[[ MATERIALS PROVIDED, beginning ]]

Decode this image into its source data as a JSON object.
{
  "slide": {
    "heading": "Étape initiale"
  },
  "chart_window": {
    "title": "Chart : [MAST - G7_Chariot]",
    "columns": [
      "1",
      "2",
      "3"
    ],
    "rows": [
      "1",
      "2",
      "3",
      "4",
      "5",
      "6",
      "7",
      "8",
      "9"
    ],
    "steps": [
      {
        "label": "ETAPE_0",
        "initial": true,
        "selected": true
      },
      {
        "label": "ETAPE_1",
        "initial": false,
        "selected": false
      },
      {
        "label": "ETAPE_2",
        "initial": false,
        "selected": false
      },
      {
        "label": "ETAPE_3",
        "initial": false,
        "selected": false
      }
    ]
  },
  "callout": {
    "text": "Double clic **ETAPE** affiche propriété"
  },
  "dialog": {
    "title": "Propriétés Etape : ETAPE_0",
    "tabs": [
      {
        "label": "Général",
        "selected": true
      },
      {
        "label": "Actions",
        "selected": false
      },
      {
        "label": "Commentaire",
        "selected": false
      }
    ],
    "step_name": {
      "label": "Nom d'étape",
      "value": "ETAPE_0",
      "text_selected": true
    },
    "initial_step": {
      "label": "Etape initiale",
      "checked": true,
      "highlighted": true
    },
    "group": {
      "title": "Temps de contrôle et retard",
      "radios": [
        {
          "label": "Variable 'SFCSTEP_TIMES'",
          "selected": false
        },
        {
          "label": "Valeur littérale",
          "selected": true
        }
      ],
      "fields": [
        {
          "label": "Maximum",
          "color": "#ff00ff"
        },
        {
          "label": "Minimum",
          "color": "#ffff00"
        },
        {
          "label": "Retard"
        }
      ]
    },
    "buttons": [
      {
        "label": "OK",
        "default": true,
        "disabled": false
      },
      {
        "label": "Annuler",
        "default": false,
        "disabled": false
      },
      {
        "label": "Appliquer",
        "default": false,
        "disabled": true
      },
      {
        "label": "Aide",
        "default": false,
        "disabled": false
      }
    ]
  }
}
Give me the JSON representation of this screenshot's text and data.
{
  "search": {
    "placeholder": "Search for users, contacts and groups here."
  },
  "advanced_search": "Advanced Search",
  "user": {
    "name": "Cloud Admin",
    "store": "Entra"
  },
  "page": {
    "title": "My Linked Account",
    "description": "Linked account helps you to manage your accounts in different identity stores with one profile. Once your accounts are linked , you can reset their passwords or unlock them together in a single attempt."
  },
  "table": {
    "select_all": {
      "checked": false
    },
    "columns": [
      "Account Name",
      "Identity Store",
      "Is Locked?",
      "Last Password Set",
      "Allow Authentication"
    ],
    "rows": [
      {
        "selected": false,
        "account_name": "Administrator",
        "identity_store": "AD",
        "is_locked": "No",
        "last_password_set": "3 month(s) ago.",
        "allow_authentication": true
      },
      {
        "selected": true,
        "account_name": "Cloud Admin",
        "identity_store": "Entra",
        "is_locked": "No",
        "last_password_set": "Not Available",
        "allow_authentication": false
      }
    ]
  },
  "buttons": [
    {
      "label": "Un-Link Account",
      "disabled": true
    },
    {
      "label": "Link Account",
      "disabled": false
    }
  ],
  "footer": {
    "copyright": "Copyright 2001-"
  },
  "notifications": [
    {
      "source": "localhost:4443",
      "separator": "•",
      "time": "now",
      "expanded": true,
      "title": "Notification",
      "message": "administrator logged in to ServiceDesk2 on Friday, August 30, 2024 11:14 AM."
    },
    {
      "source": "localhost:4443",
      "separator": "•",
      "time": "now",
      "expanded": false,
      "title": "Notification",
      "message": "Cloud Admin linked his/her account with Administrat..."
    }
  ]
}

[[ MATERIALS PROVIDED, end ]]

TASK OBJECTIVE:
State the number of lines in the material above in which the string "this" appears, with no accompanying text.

WRITTEN SOLUTION:
2